All of MediaLight's bias lighting solutions are LED light strips, affixed directly to the back of the TV with 3M adhesive tape. MediaLight's solutions can be powered directly from a USB port on the back of your display with the Single, Quad and Quad XL also having the option to be powered from an electrical socket.
It needs to be said that MediaLight's products are far from the 'light strips' you'll find on your favourite auction site. Each model within the range is rated at the CIE Standard Illuminate D65 (6500K; x=0.3127, y=0.329) and CRI of 95-99 Ra, which is the very same white point at which film and television material are mastered.
The accuracy of MediaLight's range of bias lights has been further backed up by the Imaging Science Foundation, all of the models being ISF Certified.
The overall brightness can be adjusted from either an inline dimmer or where applicable, the remote. The remote offers presets of 10%, 20%, 40%, 60%, 80% or 100% as well as the ability to increase/decrease the brightness at 2% intervals.
All models except for the Eclipse and Pro, which feature an inline dimmer include a remote. They can also be purchased separately from MediaLight for $15.
What's In the Box?
As bias lighting is not designed for projectors, but rather monitors and televisions, I opted to use the Flex on the Samsung edge-lit LED/LCD that occupies our lounge room. At 32” it's hardly our go-to for blockbusters, but it's where we often find ourselves on a weeknight streaming Netflix. The display could certainly use some help in the black level department.
The 4 metre LED strip comes supplied on a reel to avoid kinks. The box also contained an IR sensor, cable-tidy clips, remote and instructions. I found the instructions a little brief; however, the 'how-to' video at biaslighting.com.au offers comprehensive tutorials.
Given my TV was both on the smaller side and out a little from the wall, I opted to attach the LED lights about a third of the way from the top and bottom of the display. Although if the screen were larger and wall mounted, I probably would have found myself attaching it to all four sides.
Cutting the bias light to size is relatively easy, with lines marked at pre-determined lengths where the strip can be cut. The strip can also be bent, so routing the top to the bottom of the display was simple enough. After connecting the IR sensor to the Flex, connecting the 5v USB to a free port on our TV and of course tidying up the whole installation with the cable clips, I was finished.
With the TV and Flex powered on, I used the remote to dim the light to 10% and adjusted further from there in 2% increments. The overall brightness was then checked against a bias light test pattern on my TV (which can be found on the Spears & Munsil 4K UHD benchmark disc). There's also plenty of images at MediaLight's website that can be used as a guide for setting brightness.
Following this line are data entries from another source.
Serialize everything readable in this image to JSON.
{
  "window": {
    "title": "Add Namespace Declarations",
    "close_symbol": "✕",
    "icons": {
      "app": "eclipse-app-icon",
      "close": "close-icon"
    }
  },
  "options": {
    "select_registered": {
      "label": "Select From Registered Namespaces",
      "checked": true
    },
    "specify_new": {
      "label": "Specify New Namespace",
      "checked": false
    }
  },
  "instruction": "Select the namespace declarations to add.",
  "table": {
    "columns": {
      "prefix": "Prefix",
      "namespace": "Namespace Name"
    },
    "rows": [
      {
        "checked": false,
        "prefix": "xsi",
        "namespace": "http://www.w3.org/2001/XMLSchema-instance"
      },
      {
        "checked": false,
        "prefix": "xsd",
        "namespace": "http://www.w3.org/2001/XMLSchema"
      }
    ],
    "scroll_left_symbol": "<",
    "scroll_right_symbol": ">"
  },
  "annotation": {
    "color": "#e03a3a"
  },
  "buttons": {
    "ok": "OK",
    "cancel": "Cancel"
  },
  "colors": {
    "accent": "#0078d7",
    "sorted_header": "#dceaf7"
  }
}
The benefits of using the Media Light Flex were immediately apparent. Black levels were perceivably better, the improved black level giving the image a pop that it didn't have earlier. Likewise, it was easier to make out shadow detail, and the picture had a noticeably better sense of depth.
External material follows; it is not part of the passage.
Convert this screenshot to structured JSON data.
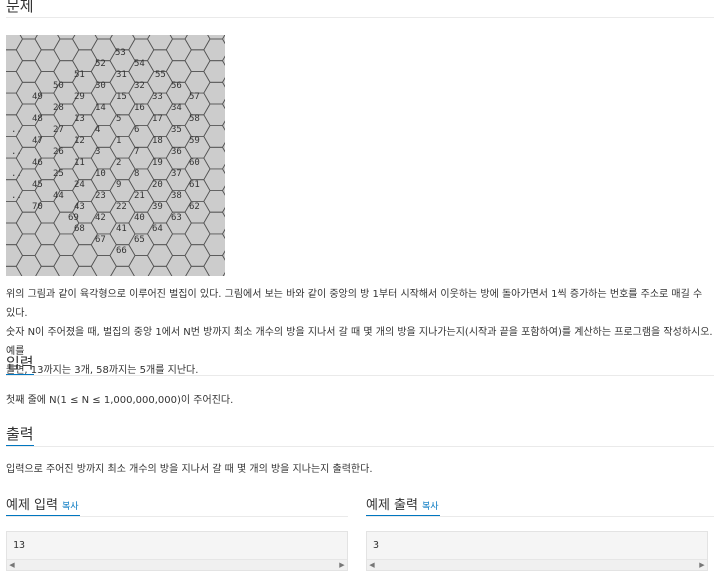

While the MediaLight Flex didn't magically improve the black level of my display, the perceived improvements it offered were nonetheless there.
I'll echo MediaLight's sentiments in that this is one of the cheapest and best upgrades you can make to the image quality of any television or monitor.
Regardless of whether your display has been professionally calibrated or not, if image fidelity and for that matter, the overall health of your eyes is important to you, then a MediaLight bias light should be an essential fixture in your media room or home theatre.
For more information, visit MediaLight.
As the owner of Adelaide based ‘Clarity Audio & Video Calibration’, Tony is a certified ISF Calibrator. Tony is an accomplished Audio-Visual reviewer specialising in theatre and visual products.